When Paul Brandt, to his knowledge the only survivor from his battalion, returns home from the front severely wounded, his town regards him as a hero. But Paul is wracked with guilt and will do anything to make amends, make it up to her, the woman he betrayed – he will even pretend to be a true Nazi. Will it save her?
| Introduction |
German soldier Paul Brandt was forced to go into the army due to his political activities in Vienna, before the outbreak of WW2. The only other option was prison where she went, his co-conspirator and the love of his life, a woman only known to him by her codename. Their meeting was ambushed and he could do nothing but leave her to her fate. That is the last he has seen of her. Many a time appeared her face before him at the front, his guilt nagging. Could he have saved her? Now a wounded, one-armed hero, Paul returns to his home village in Upper Silesia. But all has changed.
| Storyline |
Disfigured and dillusioned but a hero to the villagers, Paul has no choice and is dragged into the Nazi propaganda machine. He stands before young men, boys, and tells them about the glory of war and the faith in their leader. He feels hollow in motivating these youngsters to become soldiers but what can he do? If he renounces the Nazi ideology, it could well be that not only he himself but also his father and the rest of the family will face the consequences. When he walks past a fence, he notices a group of young women and he cannot believe his eyes when he thinks he recognises.. her. The one he loved and betrayed, the one he never thought he would see again. In that instant, Paul knows that he will do whatever it takes to help and rescue her. First, he must find a way into the building behind the fence.
The building is a rest hut for SS officers to provide them with luxury and entertainment on their breaks from their daily responsibilities of running the concentration camp just outside the village. Paul has no trouble being employed there – his reputation as a war hero precedes him. Little does he know what is going on but soon he will. His priority is to find her and protect her and the other women who are there to work in the officers’ retreat and who are at the mercy of the brutal SSers. The women live in constant fear, their lives worth nothing to the cruel SSers but their days might be numbered soon… The year is 1944, the Russians are coming close but there are more dangers lurking in the woods. Paul comes to realise the precarity of the circumstances as chaos arises and the Russian underground movement (Polya Kolanka) closes in on the village and the Nazis staying there.
| My Thoughts |
The Constant Soldier is set in the historical context of WWII and tells us about the atrocities of war and those in it from different perspectives. Not by showing us the concentration camps and their inexplicable horrors but by digging deep into the lives of those working there, of those who were part of the war machine.
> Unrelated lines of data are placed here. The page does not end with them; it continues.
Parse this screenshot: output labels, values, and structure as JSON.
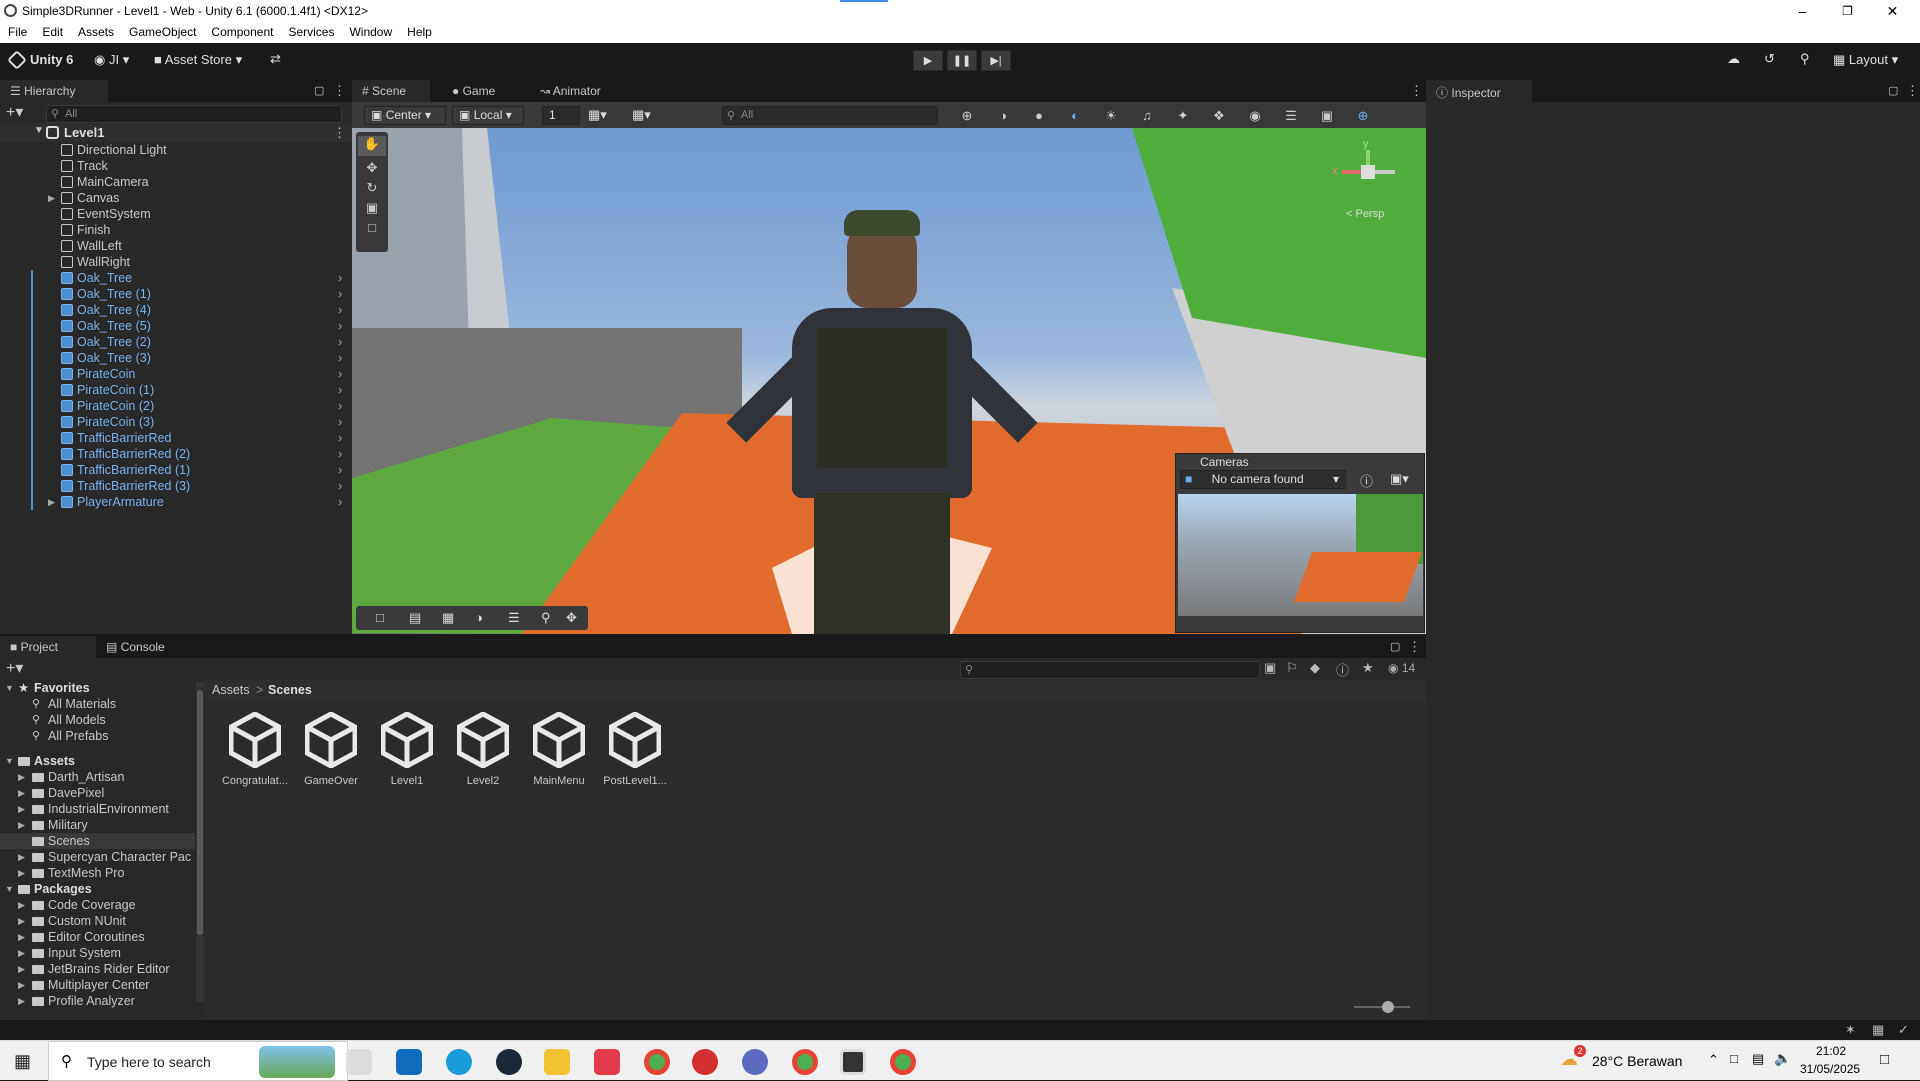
{
  "window": {
    "title": "Simple3DRunner - Level1 - Web - Unity 6.1 (6000.1.4f1) <DX12>"
  },
  "menu": [
    "File",
    "Edit",
    "Assets",
    "GameObject",
    "Component",
    "Services",
    "Window",
    "Help"
  ],
  "toolbar": {
    "brand": "Unity 6",
    "account": "JI",
    "asset_store": "Asset Store",
    "layout": "Layout"
  },
  "hierarchy": {
    "tab": "Hierarchy",
    "search_placeholder": "All",
    "scene": "Level1",
    "items": [
      {
        "name": "Directional Light",
        "prefab": false,
        "expandable": false
      },
      {
        "name": "Track",
        "prefab": false,
        "expandable": false
      },
      {
        "name": "MainCamera",
        "prefab": false,
        "expandable": false
      },
      {
        "name": "Canvas",
        "prefab": false,
        "expandable": true
      },
      {
        "name": "EventSystem",
        "prefab": false,
        "expandable": false
      },
      {
        "name": "Finish",
        "prefab": false,
        "expandable": false
      },
      {
        "name": "WallLeft",
        "prefab": false,
        "expandable": false
      },
      {
        "name": "WallRight",
        "prefab": false,
        "expandable": false
      },
      {
        "name": "Oak_Tree",
        "prefab": true,
        "expandable": false
      },
      {
        "name": "Oak_Tree (1)",
        "prefab": true,
        "expandable": false
      },
      {
        "name": "Oak_Tree (4)",
        "prefab": true,
        "expandable": false
      },
      {
        "name": "Oak_Tree (5)",
        "prefab": true,
        "expandable": false
      },
      {
        "name": "Oak_Tree (2)",
        "prefab": true,
        "expandable": false
      },
      {
        "name": "Oak_Tree (3)",
        "prefab": true,
        "expandable": false
      },
      {
        "name": "PirateCoin",
        "prefab": true,
        "expandable": false
      },
      {
        "name": "PirateCoin (1)",
        "prefab": true,
        "expandable": false
      },
      {
        "name": "PirateCoin (2)",
        "prefab": true,
        "expandable": false
      },
      {
        "name": "PirateCoin (3)",
        "prefab": true,
        "expandable": false
      },
      {
        "name": "TrafficBarrierRed",
        "prefab": true,
        "expandable": false
      },
      {
        "name": "TrafficBarrierRed (2)",
        "prefab": true,
        "expandable": false
      },
      {
        "name": "TrafficBarrierRed (1)",
        "prefab": true,
        "expandable": false
      },
      {
        "name": "TrafficBarrierRed (3)",
        "prefab": true,
        "expandable": false
      },
      {
        "name": "PlayerArmature",
        "prefab": true,
        "expandable": true
      }
    ]
  },
  "scene_tabs": [
    "Scene",
    "Game",
    "Animator"
  ],
  "scene_toolbar": {
    "pivot": "Center",
    "space": "Local",
    "grid_value": "1",
    "search_placeholder": "All"
  },
  "gizmo": {
    "y": "y",
    "x": "x",
    "persp": "< Persp"
  },
  "cameras_overlay": {
    "title": "Cameras",
    "selection": "No camera found"
  },
  "inspector": {
    "tab": "Inspector"
  },
  "project": {
    "tabs": [
      "Project",
      "Console"
    ],
    "badge": "14",
    "favorites": {
      "label": "Favorites",
      "items": [
        "All Materials",
        "All Models",
        "All Prefabs"
      ]
    },
    "assets": {
      "label": "Assets",
      "items": [
        "Darth_Artisan",
        "DavePixel",
        "IndustrialEnvironment",
        "Military",
        "Scenes",
        "Supercyan Character Pac",
        "TextMesh Pro"
      ]
    },
    "packages": {
      "label": "Packages",
      "items": [
        "Code Coverage",
        "Custom NUnit",
        "Editor Coroutines",
        "Input System",
        "JetBrains Rider Editor",
        "Multiplayer Center",
        "Profile Analyzer"
      ]
    },
    "breadcrumb": [
      "Assets",
      "Scenes"
    ],
    "scenes": [
      "Congratulat...",
      "GameOver",
      "Level1",
      "Level2",
      "MainMenu",
      "PostLevel1..."
    ]
  },
  "taskbar": {
    "search_placeholder": "Type here to search",
    "weather": "28°C Berawan",
    "time": "21:02",
    "date": "31/05/2025",
    "weather_badge": "2"
  },
  "colors": {
    "accent": "#4a8fd1",
    "prefab_text": "#7ab2ec",
    "editor_bg": "#282828",
    "selected": "#3e5f8a"
  }
}
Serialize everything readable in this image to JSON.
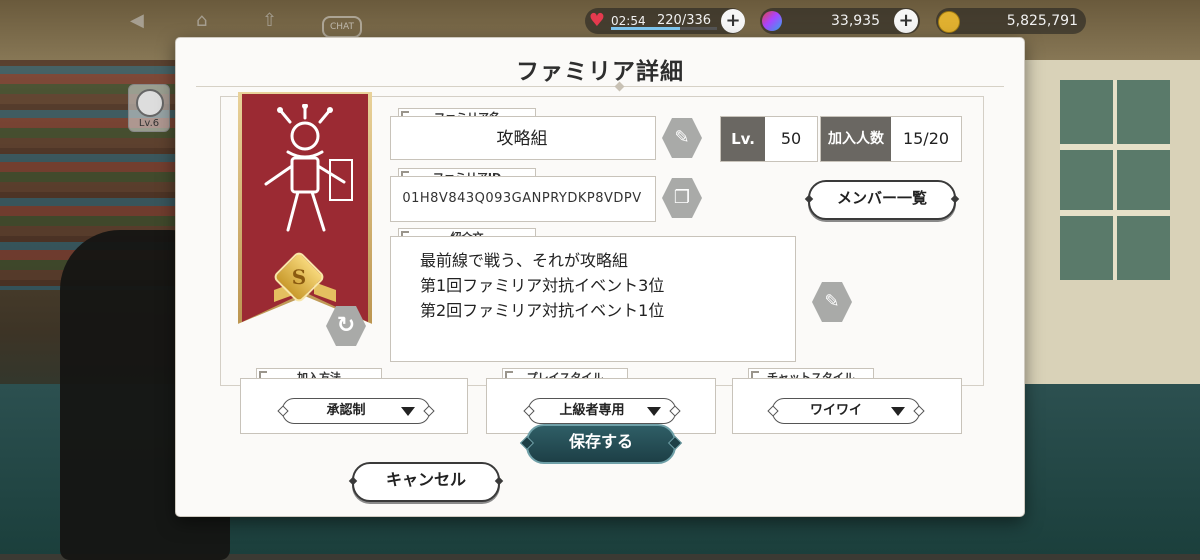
{
  "topbar": {
    "chat_label": "CHAT",
    "stamina_timer": "02:54",
    "stamina_value": "220/336",
    "stamina_fraction": 0.655,
    "gems": "33,935",
    "coins": "5,825,791",
    "plus": "+"
  },
  "level_badge": "Lv.6",
  "modal": {
    "title": "ファミリア詳細",
    "name_label": "ファミリア名",
    "name_value": "攻略組",
    "id_label": "ファミリアID",
    "id_value": "01H8V843Q093GANPRYDKP8VDPV",
    "intro_label": "紹介文",
    "intro_lines": [
      "最前線で戦う、それが攻略組",
      "第1回ファミリア対抗イベント3位",
      "第2回ファミリア対抗イベント1位"
    ],
    "lv_label": "Lv.",
    "lv_value": "50",
    "members_label": "加入人数",
    "members_value": "15/20",
    "member_list_button": "メンバー一覧",
    "rank_letter": "S",
    "join_method_label": "加入方法",
    "join_method_value": "承認制",
    "play_style_label": "プレイスタイル",
    "play_style_value": "上級者専用",
    "chat_style_label": "チャットスタイル",
    "chat_style_value": "ワイワイ",
    "cancel_button": "キャンセル",
    "save_button": "保存する"
  },
  "icons": [
    "back-icon",
    "home-icon",
    "upload-icon",
    "heart-icon",
    "gem-icon",
    "coin-icon",
    "edit-icon",
    "copy-icon",
    "refresh-icon",
    "dropdown-caret-icon"
  ],
  "colors": {
    "banner": "#9b2a33",
    "label_fill": "#6a6762",
    "save_button": "#2f5e66",
    "gold": "#e0b030"
  }
}
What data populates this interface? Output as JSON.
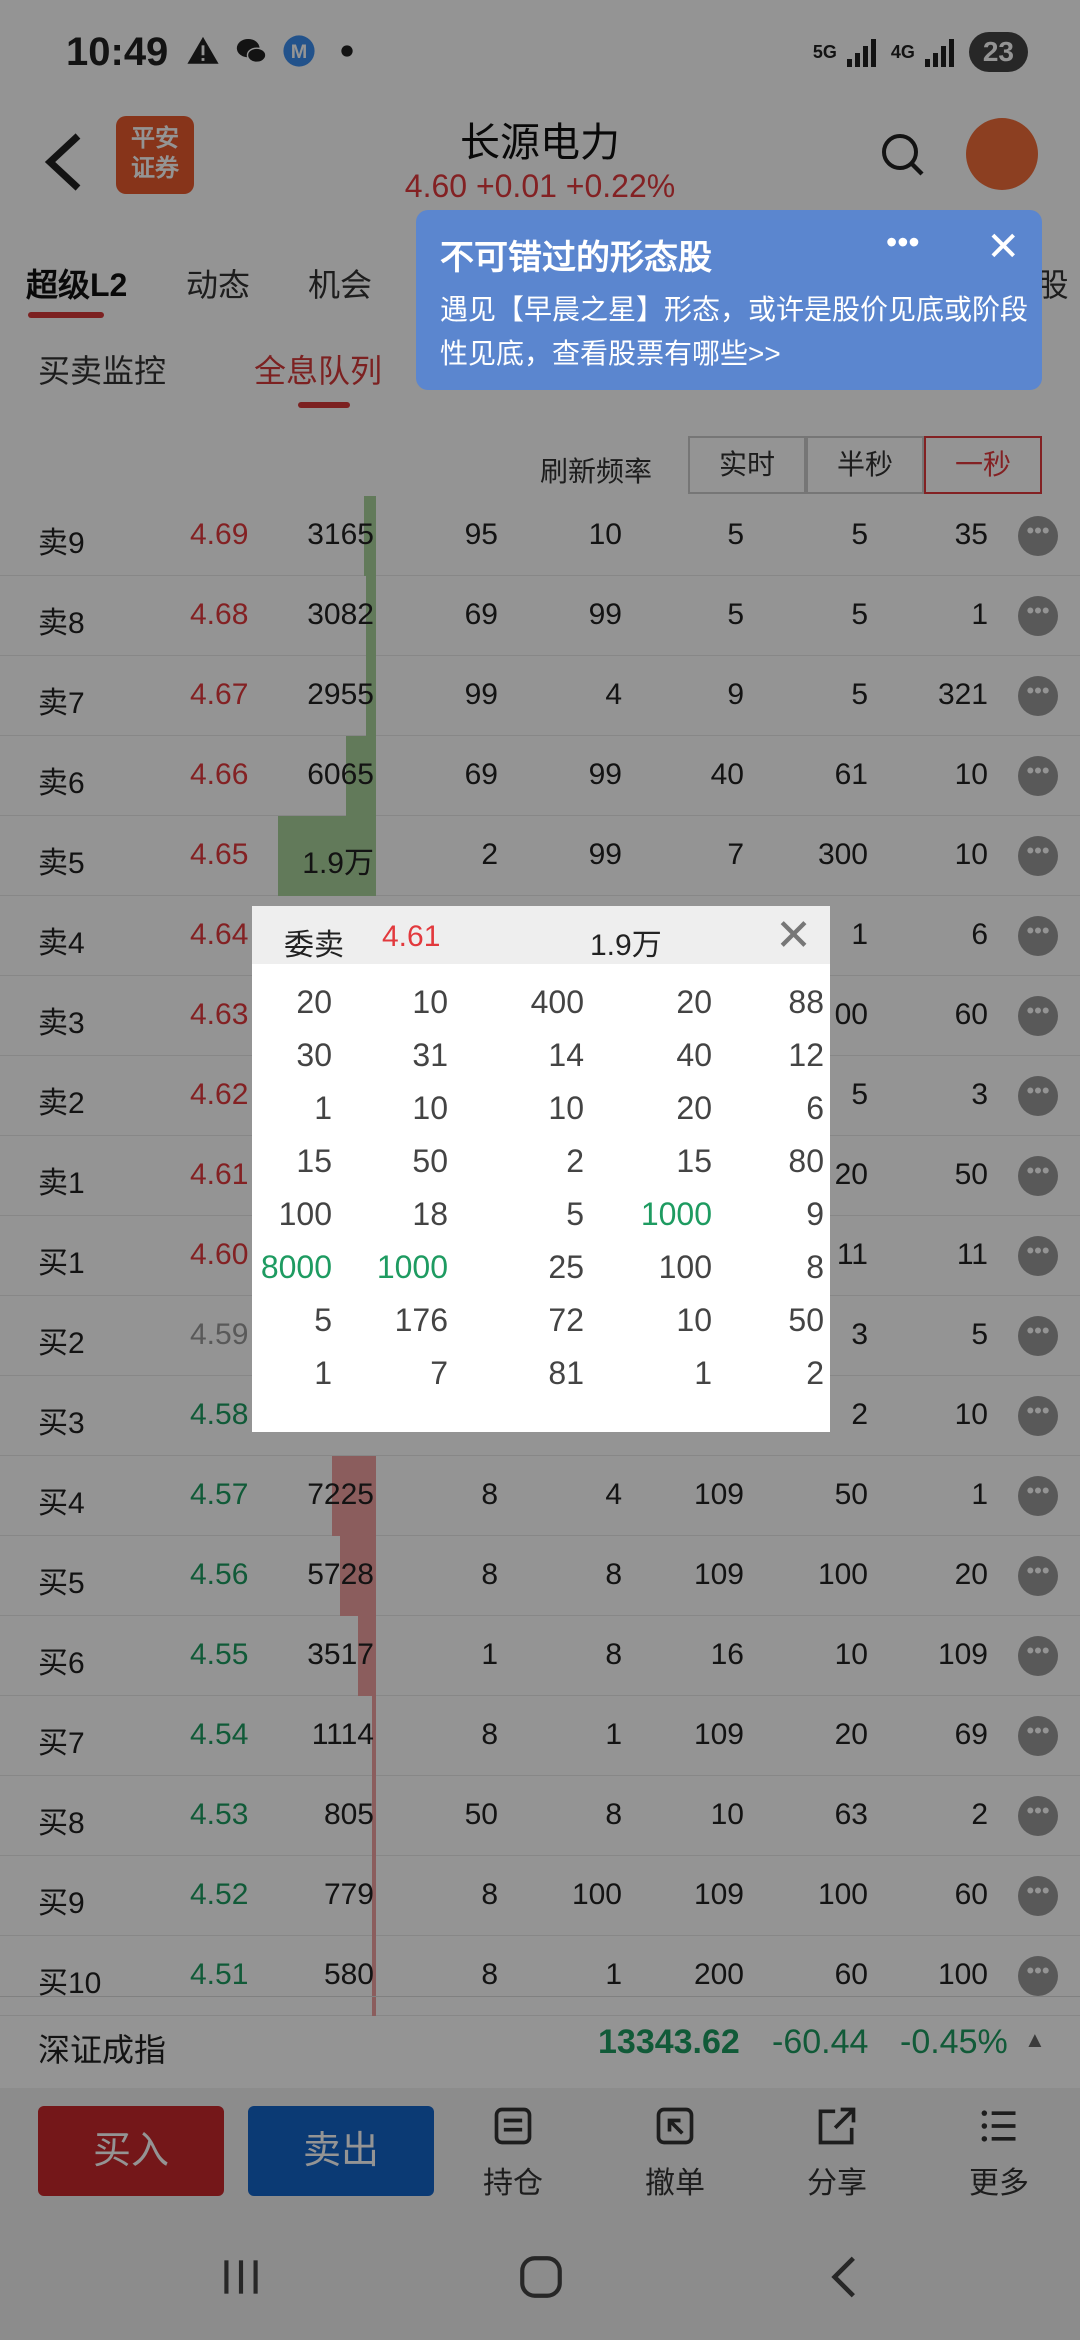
{
  "status": {
    "time": "10:49",
    "net1": "5G",
    "net2": "4G",
    "battery": "23"
  },
  "header": {
    "brand": "平安\n证券",
    "brand_line1": "平安",
    "brand_line2": "证券",
    "title": "长源电力",
    "quote": "4.60  +0.01  +0.22%"
  },
  "tabs": [
    "超级L2",
    "动态",
    "机会",
    "...",
    "...",
    "...",
    "...",
    "...股"
  ],
  "subtabs": {
    "monitor": "买卖监控",
    "queue": "全息队列"
  },
  "refresh": {
    "label": "刷新频率",
    "options": [
      "实时",
      "半秒",
      "一秒"
    ],
    "active": "一秒"
  },
  "rows": [
    {
      "label": "卖9",
      "price": "4.69",
      "vol": "3165",
      "a": "95",
      "b": "10",
      "c": "5",
      "d": "5",
      "e": "35"
    },
    {
      "label": "卖8",
      "price": "4.68",
      "vol": "3082",
      "a": "69",
      "b": "99",
      "c": "5",
      "d": "5",
      "e": "1"
    },
    {
      "label": "卖7",
      "price": "4.67",
      "vol": "2955",
      "a": "99",
      "b": "4",
      "c": "9",
      "d": "5",
      "e": "321"
    },
    {
      "label": "卖6",
      "price": "4.66",
      "vol": "6065",
      "a": "69",
      "b": "99",
      "c": "40",
      "d": "61",
      "e": "10"
    },
    {
      "label": "卖5",
      "price": "4.65",
      "vol": "1.9万",
      "a": "2",
      "b": "99",
      "c": "7",
      "d": "300",
      "e": "10"
    },
    {
      "label": "卖4",
      "price": "4.64",
      "vol": "",
      "a": "",
      "b": "",
      "c": "",
      "d": "1",
      "e": "6"
    },
    {
      "label": "卖3",
      "price": "4.63",
      "vol": "",
      "a": "",
      "b": "",
      "c": "",
      "d": "00",
      "e": "60"
    },
    {
      "label": "卖2",
      "price": "4.62",
      "vol": "",
      "a": "",
      "b": "",
      "c": "",
      "d": "5",
      "e": "3"
    },
    {
      "label": "卖1",
      "price": "4.61",
      "vol": "",
      "a": "",
      "b": "",
      "c": "",
      "d": "20",
      "e": "50"
    },
    {
      "label": "买1",
      "price": "4.60",
      "vol": "",
      "a": "",
      "b": "",
      "c": "",
      "d": "11",
      "e": "11"
    },
    {
      "label": "买2",
      "price": "4.59",
      "vol": "",
      "a": "",
      "b": "",
      "c": "",
      "d": "3",
      "e": "5"
    },
    {
      "label": "买3",
      "price": "4.58",
      "vol": "",
      "a": "",
      "b": "",
      "c": "",
      "d": "2",
      "e": "10"
    },
    {
      "label": "买4",
      "price": "4.57",
      "vol": "7225",
      "a": "8",
      "b": "4",
      "c": "109",
      "d": "50",
      "e": "1"
    },
    {
      "label": "买5",
      "price": "4.56",
      "vol": "5728",
      "a": "8",
      "b": "8",
      "c": "109",
      "d": "100",
      "e": "20"
    },
    {
      "label": "买6",
      "price": "4.55",
      "vol": "3517",
      "a": "1",
      "b": "8",
      "c": "16",
      "d": "10",
      "e": "109"
    },
    {
      "label": "买7",
      "price": "4.54",
      "vol": "1114",
      "a": "8",
      "b": "1",
      "c": "109",
      "d": "20",
      "e": "69"
    },
    {
      "label": "买8",
      "price": "4.53",
      "vol": "805",
      "a": "50",
      "b": "8",
      "c": "10",
      "d": "63",
      "e": "2"
    },
    {
      "label": "买9",
      "price": "4.52",
      "vol": "779",
      "a": "8",
      "b": "100",
      "c": "109",
      "d": "100",
      "e": "60"
    },
    {
      "label": "买10",
      "price": "4.51",
      "vol": "580",
      "a": "8",
      "b": "1",
      "c": "200",
      "d": "60",
      "e": "100"
    }
  ],
  "banner": {
    "title": "不可错过的形态股",
    "text": "遇见【早晨之星】形态，或许是股价见底或阶段性见底，查看股票有哪些>>",
    "dots": "•••",
    "close": "✕"
  },
  "modal": {
    "label": "委卖",
    "price": "4.61",
    "vol": "1.9万",
    "close": "✕",
    "grid": [
      [
        "20",
        "10",
        "400",
        "20",
        "88"
      ],
      [
        "30",
        "31",
        "14",
        "40",
        "12"
      ],
      [
        "1",
        "10",
        "10",
        "20",
        "6"
      ],
      [
        "15",
        "50",
        "2",
        "15",
        "80"
      ],
      [
        "100",
        "18",
        "5",
        "1000",
        "9"
      ],
      [
        "8000",
        "1000",
        "25",
        "100",
        "8"
      ],
      [
        "5",
        "176",
        "72",
        "10",
        "50"
      ],
      [
        "1",
        "7",
        "81",
        "1",
        "2"
      ]
    ]
  },
  "index": {
    "name": "深证成指",
    "value": "13343.62",
    "change": "-60.44",
    "pct": "-0.45%",
    "arrow": "▲"
  },
  "toolbar": {
    "buy": "买入",
    "sell": "卖出",
    "tools": [
      {
        "label": "持仓",
        "icon": "position-icon"
      },
      {
        "label": "撤单",
        "icon": "cancel-order-icon"
      },
      {
        "label": "分享",
        "icon": "share-icon"
      },
      {
        "label": "更多",
        "icon": "more-menu-icon"
      }
    ]
  },
  "colors": {
    "red": "#e2393d",
    "green": "#1e9b61",
    "buy_btn": "#c8282b",
    "sell_btn": "#1464c8",
    "banner": "#5b86cf"
  }
}
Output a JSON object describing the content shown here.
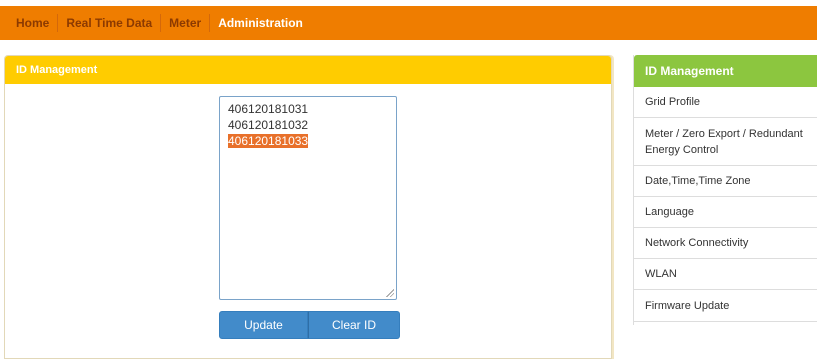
{
  "nav": {
    "items": [
      "Home",
      "Real Time Data",
      "Meter",
      "Administration"
    ]
  },
  "left_panel": {
    "title": "ID Management",
    "ids": [
      "406120181031",
      "406120181032",
      "406120181033"
    ],
    "selected_index": 2,
    "buttons": {
      "update": "Update",
      "clear": "Clear ID"
    }
  },
  "right_panel": {
    "title": "ID Management",
    "items": [
      "Grid Profile",
      "Meter / Zero Export / Redundant Energy Control",
      "Date,Time,Time Zone",
      "Language",
      "Network Connectivity",
      "WLAN",
      "Firmware Update"
    ]
  },
  "colors": {
    "topbar": "#ef7d00",
    "left_header": "#ffcc00",
    "right_header": "#8cc63f",
    "button": "#428bca",
    "selection": "#e8702a"
  }
}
The infamous rest hut, where the SS officers could recuperate and what happened there… Harrowing. Paul Brandt is a man who struggles with his conscience, who has to live with the decisions he made. He is a character you have to empathise with – the way he struggles to keep sane, to keep human and to do right to others. But there are more characters, the woman he wants to save, his sister, the resistance group … all skilfully portrayed, true-to-life characters who struggle to keep sane and do what they feel is right under these difficult circumstances.
To have access to photos from an SS officer during WW2 and to create, based upon the images, this haunting and thought-provoking novel – I have got to hand it to William Ryan, brilliant. A well-written novel that will stay with you long after you closed the book, the insights into the ordinary people finding themselves in less than ordinary circumstances, the consequences of actions – the pointlessness of war and the innocent victims it brings along, every time again. The fact that the novel is based on true events, the vivid descriptions and the insights into the Russian involvement (the chapters written from the perspective of Polya Kolanka) all combined make this a powerful novel and an emotive read.
| About the Author |
William Ryan’s Captain Korolev Novels have been shortlisted for numerous awards, including the Theakstons Crime Novel of the Year, The Kerry Group Irish Fiction Award, the Ellis Peters and John Creasey Daggers and the Irish Crime Novel of the Year (twice). William teaches on the Crime Writing Masters at City University in London. The Constant Soldier has been described by AL Kennedy as “a nuanced, complex and gripping tale of guilt and love that captures the chaos at the end of World War Two”.
| Book Info |
|Publisher||Pan (1 Jun. 2017)|
|Ebook||2296 KB, Mantle (25 Aug. 2016)|